Fort Lee Mayor's GWB Traffic Warning
Fort Lee Mayor Mark Sokolich said that while traffic wasn’t as bad many had predicted Monday, there’s still tomorrow to worry about, not to mention the coming months, and that he’s prepared to shut down local roads if necessary.
Editor's note: Having heard from so many concerned residents who commute into the city, I am sharing this message from Fort Lee Mayor Mark Sokolich regarding GWB traffic during construction.
Traffic at the George Washington Bridge was not nearly the nightmare many had feared it would be—at least not on Monday morning, the first weekday morning since the New York State Department of Transportation started its three-month-long repair project at the Alexander Hamilton Bridge and resulting lane closures on the Cross Bronx Expressway.
But Fort Lee Mayor Mark Sokolich said that while things were “business as usual” Monday and Fort Lee officials were in a “wait and see” mode, he also warned residents not to have a “false sense of security.”
“It wasn’t that bad this morning,” Sokolich told Patch. “But I think that in order to properly assess this issue, you need to look back over the next week to 10 days and make a determination as to what your policies are going to be.”

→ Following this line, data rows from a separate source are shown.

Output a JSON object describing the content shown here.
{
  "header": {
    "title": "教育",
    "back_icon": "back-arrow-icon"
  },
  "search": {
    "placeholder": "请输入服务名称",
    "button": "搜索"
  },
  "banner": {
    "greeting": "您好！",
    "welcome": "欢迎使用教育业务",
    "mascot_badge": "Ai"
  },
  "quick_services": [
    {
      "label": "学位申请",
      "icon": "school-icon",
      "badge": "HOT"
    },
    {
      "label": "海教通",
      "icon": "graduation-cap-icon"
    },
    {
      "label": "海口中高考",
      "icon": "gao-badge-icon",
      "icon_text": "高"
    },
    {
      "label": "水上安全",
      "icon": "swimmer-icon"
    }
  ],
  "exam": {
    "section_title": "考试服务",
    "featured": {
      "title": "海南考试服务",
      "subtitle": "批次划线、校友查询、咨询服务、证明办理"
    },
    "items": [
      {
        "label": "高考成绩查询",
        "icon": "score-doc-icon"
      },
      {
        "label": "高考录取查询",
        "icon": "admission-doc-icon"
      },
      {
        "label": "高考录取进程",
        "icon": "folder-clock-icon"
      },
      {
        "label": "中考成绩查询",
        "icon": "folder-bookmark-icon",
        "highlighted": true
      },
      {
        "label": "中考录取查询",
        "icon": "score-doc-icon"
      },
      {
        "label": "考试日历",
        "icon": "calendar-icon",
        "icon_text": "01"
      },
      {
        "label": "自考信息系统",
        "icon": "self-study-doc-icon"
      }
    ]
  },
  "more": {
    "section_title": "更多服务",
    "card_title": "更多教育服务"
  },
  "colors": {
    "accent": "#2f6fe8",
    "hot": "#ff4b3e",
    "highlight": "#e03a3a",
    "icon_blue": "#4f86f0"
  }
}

Sokolich said it was likely that people, heeding the many warnings that preceded Monday morning’s commute, simply “made other arrangements,” doing such things as taking other Hudson River crossings or using mass transit. But he also said he’s concerned about what happens for the rest of the week, not to mention the coming months, and that he and Fort Lee Police Chief Thomas Ripoli are prepared to act if the situation calls for it.
“I was driving around town with the chief this morning at 5 a.m., and we both reached the conclusion that if response times start to be adversely affected, we’re going to close down all the local roads,” Sokolich said, adding, “as best we can.”
In a NorthJersey.com video, Sokolich, speaking against the backdrop of the GWB Monday morning, said of the traffic situation, “It's supposed to get progressively worse.”
“So we’ll see what happens tomorrow,” he said.
Sokolich also said in the interview that he was particularly concerned about what happens when school starts in September, calling that “a very big concern.”
“Even on an uneventful traffic day, it takes half-an-hour to 45 minutes to get from one end of town to the other to get kids [to Fort Lee High School],” he said.
NJ.com reported that at about 6 a.m. Monday, northbound I-95 traffic and eastbound I-80 traffic heading toward the bridge was moving along well, with only a brief increase in volume near the tollbooths, which cleared by about 7 a.m. NJ.com went on to report that by 7:20 a.m. GWB drivers, along with other Hudson crossings, were experiencing only minimal, even “normal” delays.
Those delays were roughly five minutes during peak hours, but the rest of the morning was delay-free, The Journal News reported.
Longer delays were found at the Lincoln and Holland Tunnels according to that report, but the Tappan Zee Bridge, which many feared was going to see a significant uptick in traffic Monday as a result of the multitude of media reports and warnings prior to Monday’s commute, was also no more congested than on any other day.
One Patch reader called the situation Monday “much a-do about nothing,” while another countered that drivers probably “heeded the warning and now will flock back tomorrow.”
“I'd bet the rest of the week will be busy,” he wrote.
Meanwhile, at the Edgewater Ferry Landing at Route 5 and River Road, to which many Fort Lee residents take free Parking Authority shuttle buses on weekdays, the ferry company had to improvise, but only slightly, according to a NY Waterway spokesman.
“We had one extra boat out of Edgewater this morning; that’s all we needed,” said Pat Smith. “NY Waterway is a private business, not a government entity, so they can be very flexible, very nimble in adjusting schedules.”
Smith emphasized NY Waterway’s outreach via social media, which he said enables the company to “get to [customers] very quickly,” and said that, “when there’s an anticipation of added capacity, you can switch from a smaller boat to a larger boat or add another boat.”
The lane closure is on the Alexander Hamilton Bridge, which spans the Harlem River and connects Manhattan to the Bronx. The bridge has always been somewhat of a chokepoint, with traffic from both levels of the GWB merging onto one roadway and several other significant roadways feeding into and out of the span, including Harlem River Drive and the Major Deegan Expressway.
NJDOT officials and the Port Authority had been urging motorists all last week to take mass transit into New York if possible, consider alternate routes or travel during off-peak hours.
NJ Transit also issued an advisory last week saying that the project would also impact commuters who travel across the bridge by bus.
“Hopefully things don’t take a turn for the worse,” wrote another Path reader Monday after learning that “traffic wasn’t terrible.”